(Beginning of Information)

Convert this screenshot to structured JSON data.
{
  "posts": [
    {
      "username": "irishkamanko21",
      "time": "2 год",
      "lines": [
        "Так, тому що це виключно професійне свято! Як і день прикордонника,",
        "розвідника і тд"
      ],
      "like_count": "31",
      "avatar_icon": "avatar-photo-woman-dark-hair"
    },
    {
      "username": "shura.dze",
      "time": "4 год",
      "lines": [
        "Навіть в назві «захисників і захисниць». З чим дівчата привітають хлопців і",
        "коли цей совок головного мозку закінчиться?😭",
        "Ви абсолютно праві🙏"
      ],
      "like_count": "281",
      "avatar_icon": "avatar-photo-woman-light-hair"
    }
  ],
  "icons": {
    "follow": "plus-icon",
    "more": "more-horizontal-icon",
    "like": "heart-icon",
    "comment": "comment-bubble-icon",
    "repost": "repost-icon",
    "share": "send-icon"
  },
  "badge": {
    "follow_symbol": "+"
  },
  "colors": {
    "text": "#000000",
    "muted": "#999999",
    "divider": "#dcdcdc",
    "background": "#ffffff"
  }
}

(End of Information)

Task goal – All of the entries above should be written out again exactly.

Solution –
Convert this screenshot to structured JSON data.
{
  "posts": [
    {
      "username": "irishkamanko21",
      "time": "2 год",
      "lines": [
        "Так, тому що це виключно професійне свято! Як і день прикордонника,",
        "розвідника і тд"
      ],
      "like_count": "31",
      "avatar_icon": "avatar-photo-woman-dark-hair"
    },
    {
      "username": "shura.dze",
      "time": "4 год",
      "lines": [
        "Навіть в назві «захисників і захисниць». З чим дівчата привітають хлопців і",
        "коли цей совок головного мозку закінчиться?😭",
        "Ви абсолютно праві🙏"
      ],
      "like_count": "281",
      "avatar_icon": "avatar-photo-woman-light-hair"
    }
  ],
  "icons": {
    "follow": "plus-icon",
    "more": "more-horizontal-icon",
    "like": "heart-icon",
    "comment": "comment-bubble-icon",
    "repost": "repost-icon",
    "share": "send-icon"
  },
  "badge": {
    "follow_symbol": "+"
  },
  "colors": {
    "text": "#000000",
    "muted": "#999999",
    "divider": "#dcdcdc",
    "background": "#ffffff"
  }
}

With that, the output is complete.